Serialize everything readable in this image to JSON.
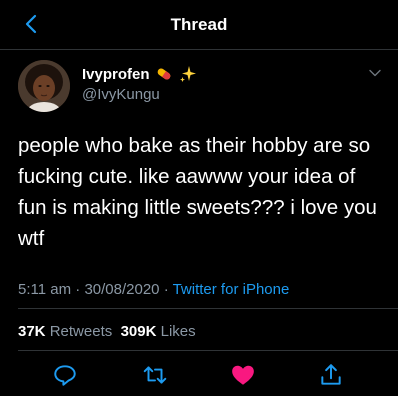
{
  "header": {
    "title": "Thread",
    "back_icon": "chevron-left-icon"
  },
  "author": {
    "name": "Ivyprofen",
    "handle": "@IvyKungu",
    "emojis": [
      "pill-emoji",
      "sparkles-emoji"
    ],
    "more_icon": "chevron-down-icon"
  },
  "tweet": {
    "text": "people who bake as their hobby are so fucking cute. like aawww your idea of fun is making little sweets??? i love you wtf",
    "time": "5:11 am",
    "date": "30/08/2020",
    "separator": "·",
    "source": "Twitter for iPhone"
  },
  "stats": {
    "retweets_count": "37K",
    "retweets_label": "Retweets",
    "likes_count": "309K",
    "likes_label": "Likes"
  },
  "actions": [
    "reply-icon",
    "retweet-icon",
    "like-icon",
    "share-icon"
  ],
  "colors": {
    "accent": "#1d9bf0",
    "like": "#f91880",
    "muted": "#8b98a5",
    "background": "#000000"
  }
}
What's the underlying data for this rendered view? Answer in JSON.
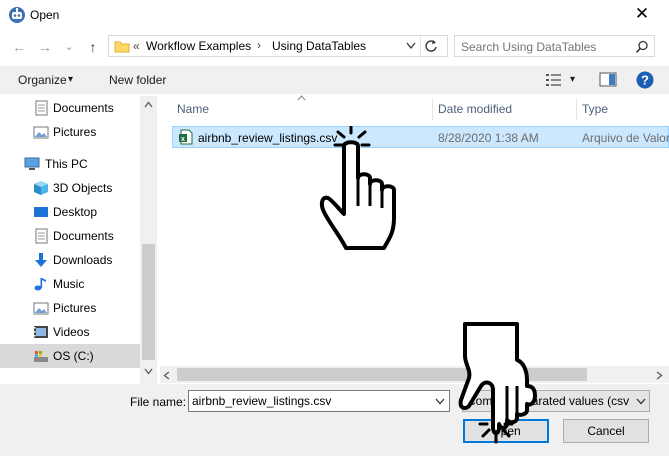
{
  "window": {
    "title": "Open",
    "close": "✕"
  },
  "nav": {
    "back": "←",
    "forward": "→",
    "recent": "⌄",
    "up": "↑"
  },
  "address": {
    "overflow": "«",
    "crumbs": [
      "Workflow Examples",
      "Using DataTables"
    ],
    "separator": "›"
  },
  "search": {
    "placeholder": "Search Using DataTables"
  },
  "toolbar": {
    "organize": "Organize",
    "new_folder": "New folder",
    "dropdown": "▾"
  },
  "sidebar": {
    "items": [
      {
        "label": "Documents",
        "icon": "documents-icon"
      },
      {
        "label": "Pictures",
        "icon": "pictures-icon"
      },
      {
        "label": "This PC",
        "icon": "computer-icon"
      },
      {
        "label": "3D Objects",
        "icon": "3d-objects-icon"
      },
      {
        "label": "Desktop",
        "icon": "desktop-icon"
      },
      {
        "label": "Documents",
        "icon": "documents-icon"
      },
      {
        "label": "Downloads",
        "icon": "downloads-icon"
      },
      {
        "label": "Music",
        "icon": "music-icon"
      },
      {
        "label": "Pictures",
        "icon": "pictures-icon"
      },
      {
        "label": "Videos",
        "icon": "videos-icon"
      },
      {
        "label": "OS (C:)",
        "icon": "drive-icon"
      }
    ]
  },
  "columns": {
    "name": "Name",
    "date": "Date modified",
    "type": "Type"
  },
  "files": [
    {
      "name": "airbnb_review_listings.csv",
      "date": "8/28/2020 1:38 AM",
      "type": "Arquivo de Valores"
    }
  ],
  "footer": {
    "file_name_label": "File name:",
    "file_name_value": "airbnb_review_listings.csv",
    "file_type_value": "Comma separated values (csv f",
    "open": "Open",
    "cancel": "Cancel"
  },
  "colors": {
    "selection": "#cce8ff",
    "accent": "#0078d7",
    "help": "#1a5fb4"
  }
}
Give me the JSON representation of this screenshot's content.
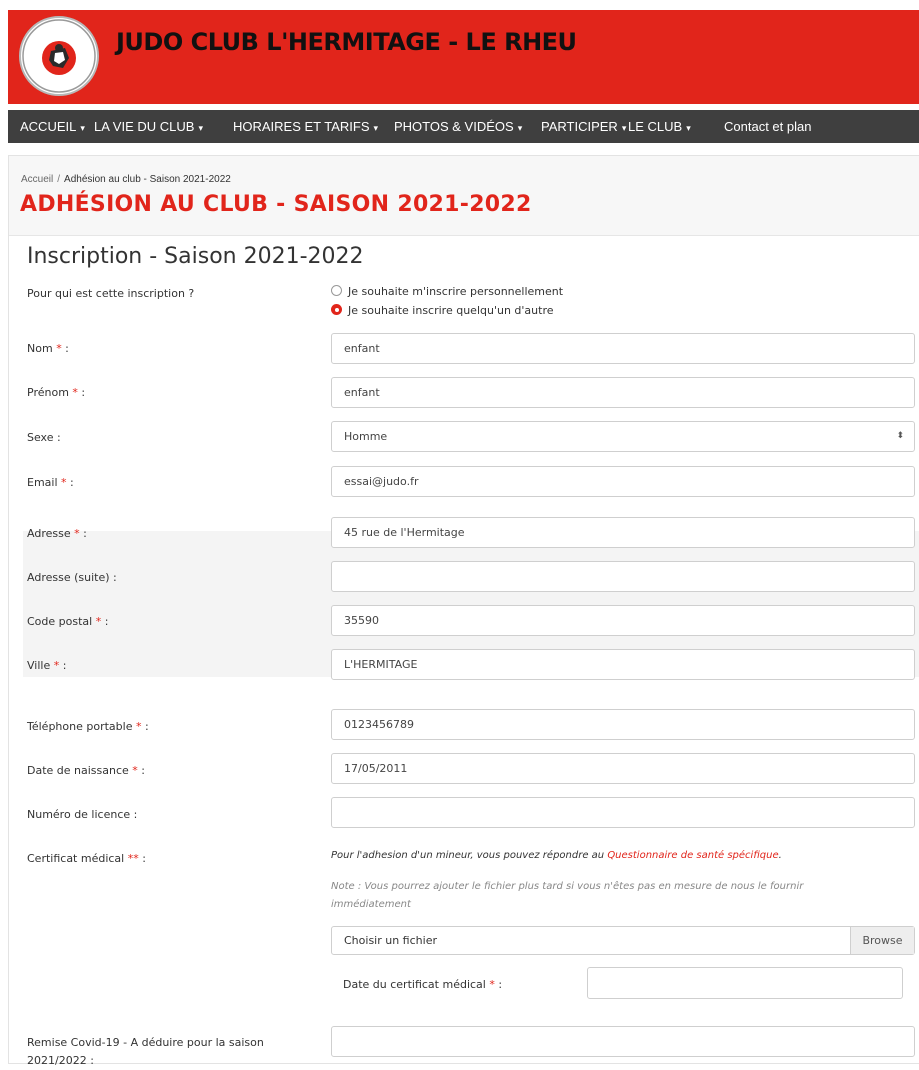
{
  "header": {
    "title": "JUDO CLUB L'HERMITAGE - LE RHEU",
    "logo_text_top": "JUDO CLUB",
    "logo_text_bottom": "L'HERMITAGE - LE RHEU",
    "brand_color": "#e1251b"
  },
  "nav": {
    "items": [
      {
        "label": "ACCUEIL",
        "caret": "▾"
      },
      {
        "label": "LA VIE DU CLUB",
        "caret": "▾"
      },
      {
        "label": "HORAIRES ET TARIFS",
        "caret": "▾"
      },
      {
        "label": "PHOTOS & VIDÉOS",
        "caret": "▾"
      },
      {
        "label": "PARTICIPER",
        "caret": "▾"
      },
      {
        "label": "LE CLUB",
        "caret": "▾"
      },
      {
        "label": "Contact et plan",
        "caret": ""
      }
    ]
  },
  "breadcrumb": {
    "home": "Accueil",
    "separator": "/",
    "current": "Adhésion au club - Saison 2021-2022"
  },
  "page_title": "ADHÉSION AU CLUB - SAISON 2021-2022",
  "form": {
    "title": "Inscription - Saison 2021-2022",
    "who": {
      "label": "Pour qui est cette inscription ?",
      "options": [
        "Je souhaite m'inscrire personnellement",
        "Je souhaite inscrire quelqu'un d'autre"
      ],
      "selected_index": 1
    },
    "required_mark": "*",
    "required_mark_double": "**",
    "fields": {
      "nom": {
        "label": "Nom",
        "value": "enfant"
      },
      "prenom": {
        "label": "Prénom",
        "value": "enfant"
      },
      "sexe": {
        "label": "Sexe :",
        "value": "Homme",
        "arrow": "⬍"
      },
      "email": {
        "label": "Email",
        "value": "essai@judo.fr"
      },
      "adresse": {
        "label": "Adresse",
        "value": "45 rue de l'Hermitage"
      },
      "adresse_suite": {
        "label": "Adresse (suite) :",
        "value": ""
      },
      "code_postal": {
        "label": "Code postal",
        "value": "35590"
      },
      "ville": {
        "label": "Ville",
        "value": "L'HERMITAGE"
      },
      "telephone": {
        "label": "Téléphone portable",
        "value": "0123456789"
      },
      "naissance": {
        "label": "Date de naissance",
        "value": "17/05/2011"
      },
      "licence": {
        "label": "Numéro de licence :",
        "value": ""
      },
      "certificat": {
        "label": "Certificat médical",
        "note_prefix": "Pour l'adhesion d'un mineur, vous pouvez répondre au ",
        "note_link": "Questionnaire de santé spécifique",
        "note_suffix": ".",
        "note2": "Note : Vous pourrez ajouter le fichier plus tard si vous n'êtes pas en mesure de nous le fournir immédiatement",
        "file_placeholder": "Choisir un fichier",
        "browse_label": "Browse",
        "date_label": "Date du certificat médical",
        "date_value": ""
      },
      "remise": {
        "label": "Remise Covid-19 - A déduire pour la saison 2021/2022 :",
        "value": ""
      }
    },
    "label_suffix": " :"
  }
}
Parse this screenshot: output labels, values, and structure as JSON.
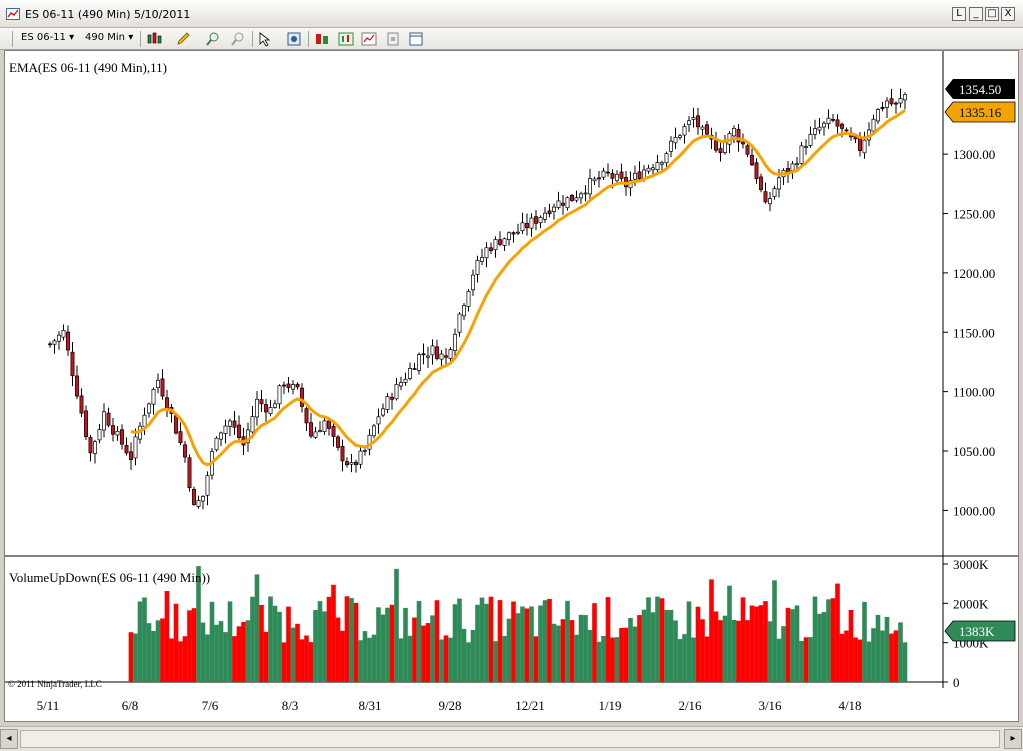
{
  "window": {
    "title": "ES 06-11 (490 Min)  5/10/2011",
    "controls": [
      "L",
      "_",
      "□",
      "X"
    ]
  },
  "toolbar": {
    "instrument": "ES 06-11",
    "interval": "490 Min"
  },
  "chart_data": [
    {
      "type": "candlestick",
      "title": "EMA(ES 06-11 (490 Min),11)",
      "ylim": [
        970,
        1370
      ],
      "y_ticks": [
        "1000.00",
        "1050.00",
        "1100.00",
        "1150.00",
        "1200.00",
        "1250.00",
        "1300.00"
      ],
      "last_price": "1354.50",
      "ema_value": "1335.16",
      "colors": {
        "up": "#ffffff",
        "down": "#c8141e",
        "ema": "#f5a300",
        "last_price_bg": "#000000",
        "ema_bg": "#f5a300"
      },
      "close_path": [
        {
          "t": 0,
          "v": 1140
        },
        {
          "t": 3,
          "v": 1150
        },
        {
          "t": 6,
          "v": 1100
        },
        {
          "t": 9,
          "v": 1048
        },
        {
          "t": 12,
          "v": 1082
        },
        {
          "t": 15,
          "v": 1062
        },
        {
          "t": 18,
          "v": 1045
        },
        {
          "t": 21,
          "v": 1083
        },
        {
          "t": 24,
          "v": 1110
        },
        {
          "t": 27,
          "v": 1080
        },
        {
          "t": 30,
          "v": 1045
        },
        {
          "t": 32,
          "v": 1002
        },
        {
          "t": 34,
          "v": 1012
        },
        {
          "t": 37,
          "v": 1065
        },
        {
          "t": 40,
          "v": 1075
        },
        {
          "t": 43,
          "v": 1055
        },
        {
          "t": 46,
          "v": 1092
        },
        {
          "t": 49,
          "v": 1085
        },
        {
          "t": 52,
          "v": 1108
        },
        {
          "t": 55,
          "v": 1100
        },
        {
          "t": 58,
          "v": 1063
        },
        {
          "t": 61,
          "v": 1075
        },
        {
          "t": 64,
          "v": 1050
        },
        {
          "t": 67,
          "v": 1036
        },
        {
          "t": 70,
          "v": 1050
        },
        {
          "t": 73,
          "v": 1080
        },
        {
          "t": 76,
          "v": 1098
        },
        {
          "t": 79,
          "v": 1113
        },
        {
          "t": 82,
          "v": 1130
        },
        {
          "t": 85,
          "v": 1135
        },
        {
          "t": 88,
          "v": 1128
        },
        {
          "t": 91,
          "v": 1165
        },
        {
          "t": 94,
          "v": 1200
        },
        {
          "t": 97,
          "v": 1220
        },
        {
          "t": 100,
          "v": 1228
        },
        {
          "t": 104,
          "v": 1235
        },
        {
          "t": 108,
          "v": 1245
        },
        {
          "t": 112,
          "v": 1258
        },
        {
          "t": 116,
          "v": 1263
        },
        {
          "t": 120,
          "v": 1275
        },
        {
          "t": 124,
          "v": 1283
        },
        {
          "t": 128,
          "v": 1274
        },
        {
          "t": 132,
          "v": 1287
        },
        {
          "t": 136,
          "v": 1297
        },
        {
          "t": 140,
          "v": 1318
        },
        {
          "t": 143,
          "v": 1330
        },
        {
          "t": 146,
          "v": 1312
        },
        {
          "t": 149,
          "v": 1305
        },
        {
          "t": 152,
          "v": 1320
        },
        {
          "t": 155,
          "v": 1302
        },
        {
          "t": 157,
          "v": 1282
        },
        {
          "t": 159,
          "v": 1255
        },
        {
          "t": 162,
          "v": 1280
        },
        {
          "t": 165,
          "v": 1290
        },
        {
          "t": 168,
          "v": 1310
        },
        {
          "t": 171,
          "v": 1322
        },
        {
          "t": 174,
          "v": 1328
        },
        {
          "t": 177,
          "v": 1315
        },
        {
          "t": 180,
          "v": 1305
        },
        {
          "t": 183,
          "v": 1332
        },
        {
          "t": 186,
          "v": 1345
        },
        {
          "t": 188,
          "v": 1340
        },
        {
          "t": 190,
          "v": 1350
        }
      ]
    },
    {
      "type": "bar",
      "title": "VolumeUpDown(ES 06-11 (490 Min))",
      "ylim": [
        0,
        3000
      ],
      "y_ticks": [
        "0",
        "1000K",
        "2000K",
        "3000K"
      ],
      "last_value": "1383K",
      "colors": {
        "up": "#2e8b57",
        "down": "#ff0000",
        "last_value_bg": "#2e8b57"
      },
      "volume_range": [
        400,
        3000
      ]
    }
  ],
  "x_axis": {
    "tick_labels": [
      "5/11",
      "6/8",
      "7/6",
      "8/3",
      "8/31",
      "9/28",
      "12/21",
      "1/19",
      "2/16",
      "3/16",
      "4/18"
    ]
  },
  "copyright": "© 2011 NinjaTrader, LLC"
}
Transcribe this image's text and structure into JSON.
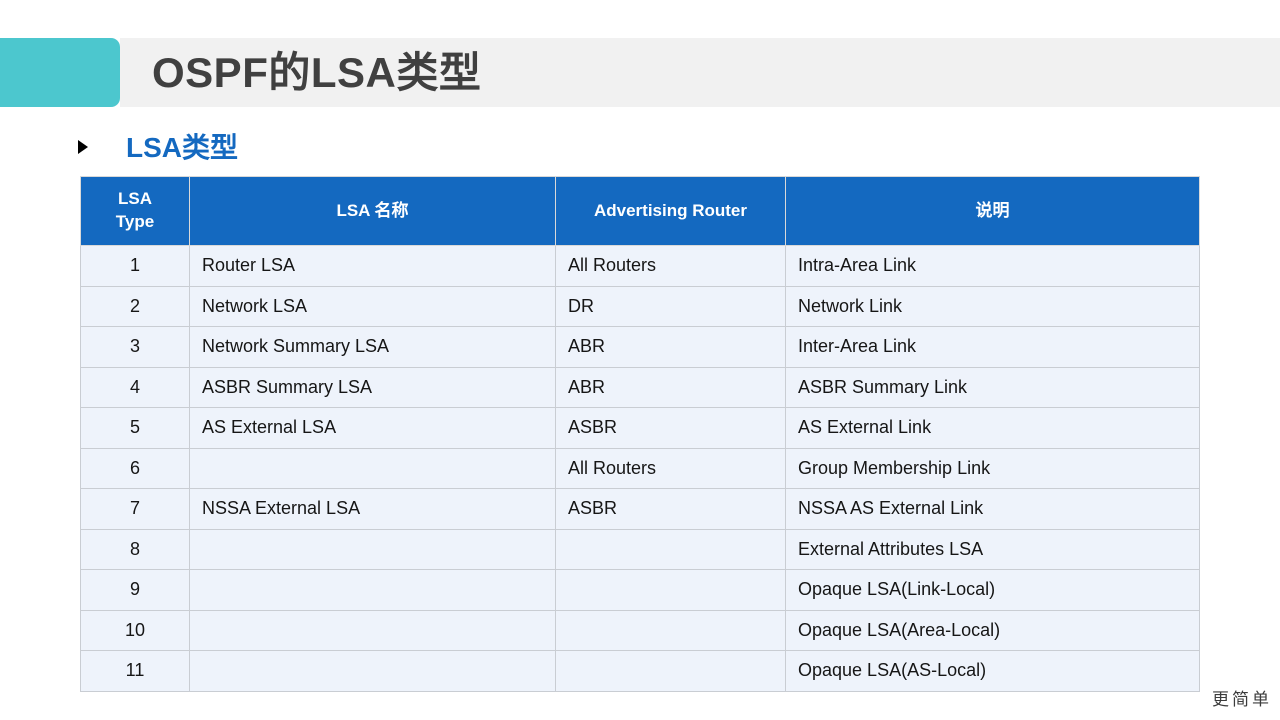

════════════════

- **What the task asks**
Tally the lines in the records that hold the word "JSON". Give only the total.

- **Answer space**
5